[Interface dataset entries]
++++++
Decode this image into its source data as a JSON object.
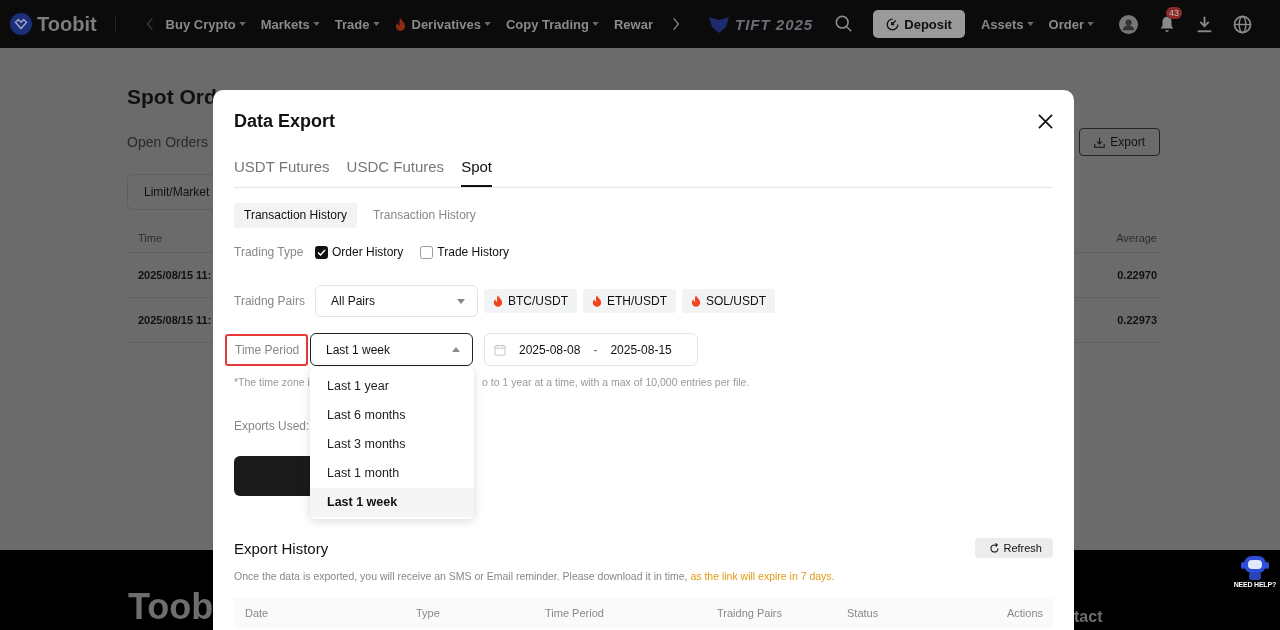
{
  "nav": {
    "logo": "Toobit",
    "items": [
      {
        "label": "Buy Crypto",
        "caret": true,
        "hot": false
      },
      {
        "label": "Markets",
        "caret": true,
        "hot": false
      },
      {
        "label": "Trade",
        "caret": true,
        "hot": false
      },
      {
        "label": "Derivatives",
        "caret": true,
        "hot": true
      },
      {
        "label": "Copy Trading",
        "caret": true,
        "hot": false
      },
      {
        "label": "Rewar",
        "caret": false,
        "hot": false
      }
    ],
    "event_logo": "TIFT 2025",
    "deposit": "Deposit",
    "menus": [
      "Assets",
      "Order"
    ],
    "notification_count": "43"
  },
  "page": {
    "title": "Spot Ord",
    "tab": "Open Orders",
    "export": "Export",
    "filter": "Limit/Market",
    "columns": [
      "Time",
      "Average"
    ],
    "rows": [
      {
        "time": "2025/08/15 11:",
        "average": "0.22970"
      },
      {
        "time": "2025/08/15 11:",
        "average": "0.22973"
      }
    ]
  },
  "footer": {
    "brand": "Toob",
    "link": "tact"
  },
  "help_badge": "NEED HELP?",
  "modal": {
    "title": "Data Export",
    "tabs": [
      {
        "label": "USDT Futures",
        "selected": false
      },
      {
        "label": "USDC Futures",
        "selected": false
      },
      {
        "label": "Spot",
        "selected": true
      }
    ],
    "sub_tabs": [
      {
        "label": "Transaction History",
        "selected": true
      },
      {
        "label": "Transaction History",
        "selected": false
      }
    ],
    "trading_type": {
      "label": "Trading Type",
      "options": [
        {
          "label": "Order History",
          "checked": true
        },
        {
          "label": "Trade History",
          "checked": false
        }
      ]
    },
    "pairs": {
      "label": "Traidng Pairs",
      "value": "All Pairs",
      "hot": [
        "BTC/USDT",
        "ETH/USDT",
        "SOL/USDT"
      ]
    },
    "period": {
      "label": "Time Period",
      "highlighted": true,
      "value": "Last 1 week",
      "expanded": true,
      "start": "2025-08-08",
      "separator": "-",
      "end": "2025-08-15",
      "options": [
        {
          "label": "Last 1 year",
          "selected": false
        },
        {
          "label": "Last 6 months",
          "selected": false
        },
        {
          "label": "Last 3 months",
          "selected": false
        },
        {
          "label": "Last 1 month",
          "selected": false
        },
        {
          "label": "Last 1 week",
          "selected": true
        }
      ]
    },
    "hint_start": "*The time zone i",
    "hint_end": "o to 1 year at a time, with a max of 10,000 entries per file.",
    "exports_used": "Exports Used:",
    "history": {
      "title": "Export History",
      "refresh": "Refresh",
      "note": "Once the data is exported, you will receive an SMS or Email reminder. Please download it in time, ",
      "note_link": "as the link will expire in 7 days.",
      "columns": [
        "Date",
        "Type",
        "Time Period",
        "Traidng Pairs",
        "Status",
        "Actions"
      ]
    }
  }
}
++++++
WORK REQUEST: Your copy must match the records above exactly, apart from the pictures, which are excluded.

SOLUTION:
Decode this image into its source data as a JSON object.
{
  "nav": {
    "logo": "Toobit",
    "items": [
      {
        "label": "Buy Crypto",
        "caret": true,
        "hot": false
      },
      {
        "label": "Markets",
        "caret": true,
        "hot": false
      },
      {
        "label": "Trade",
        "caret": true,
        "hot": false
      },
      {
        "label": "Derivatives",
        "caret": true,
        "hot": true
      },
      {
        "label": "Copy Trading",
        "caret": true,
        "hot": false
      },
      {
        "label": "Rewar",
        "caret": false,
        "hot": false
      }
    ],
    "event_logo": "TIFT 2025",
    "deposit": "Deposit",
    "menus": [
      "Assets",
      "Order"
    ],
    "notification_count": "43"
  },
  "page": {
    "title": "Spot Ord",
    "tab": "Open Orders",
    "export": "Export",
    "filter": "Limit/Market",
    "columns": [
      "Time",
      "Average"
    ],
    "rows": [
      {
        "time": "2025/08/15 11:",
        "average": "0.22970"
      },
      {
        "time": "2025/08/15 11:",
        "average": "0.22973"
      }
    ]
  },
  "footer": {
    "brand": "Toob",
    "link": "tact"
  },
  "help_badge": "NEED HELP?",
  "modal": {
    "title": "Data Export",
    "tabs": [
      {
        "label": "USDT Futures",
        "selected": false
      },
      {
        "label": "USDC Futures",
        "selected": false
      },
      {
        "label": "Spot",
        "selected": true
      }
    ],
    "sub_tabs": [
      {
        "label": "Transaction History",
        "selected": true
      },
      {
        "label": "Transaction History",
        "selected": false
      }
    ],
    "trading_type": {
      "label": "Trading Type",
      "options": [
        {
          "label": "Order History",
          "checked": true
        },
        {
          "label": "Trade History",
          "checked": false
        }
      ]
    },
    "pairs": {
      "label": "Traidng Pairs",
      "value": "All Pairs",
      "hot": [
        "BTC/USDT",
        "ETH/USDT",
        "SOL/USDT"
      ]
    },
    "period": {
      "label": "Time Period",
      "highlighted": true,
      "value": "Last 1 week",
      "expanded": true,
      "start": "2025-08-08",
      "separator": "-",
      "end": "2025-08-15",
      "options": [
        {
          "label": "Last 1 year",
          "selected": false
        },
        {
          "label": "Last 6 months",
          "selected": false
        },
        {
          "label": "Last 3 months",
          "selected": false
        },
        {
          "label": "Last 1 month",
          "selected": false
        },
        {
          "label": "Last 1 week",
          "selected": true
        }
      ]
    },
    "hint_start": "*The time zone i",
    "hint_end": "o to 1 year at a time, with a max of 10,000 entries per file.",
    "exports_used": "Exports Used:",
    "history": {
      "title": "Export History",
      "refresh": "Refresh",
      "note": "Once the data is exported, you will receive an SMS or Email reminder. Please download it in time, ",
      "note_link": "as the link will expire in 7 days.",
      "columns": [
        "Date",
        "Type",
        "Time Period",
        "Traidng Pairs",
        "Status",
        "Actions"
      ]
    }
  }
}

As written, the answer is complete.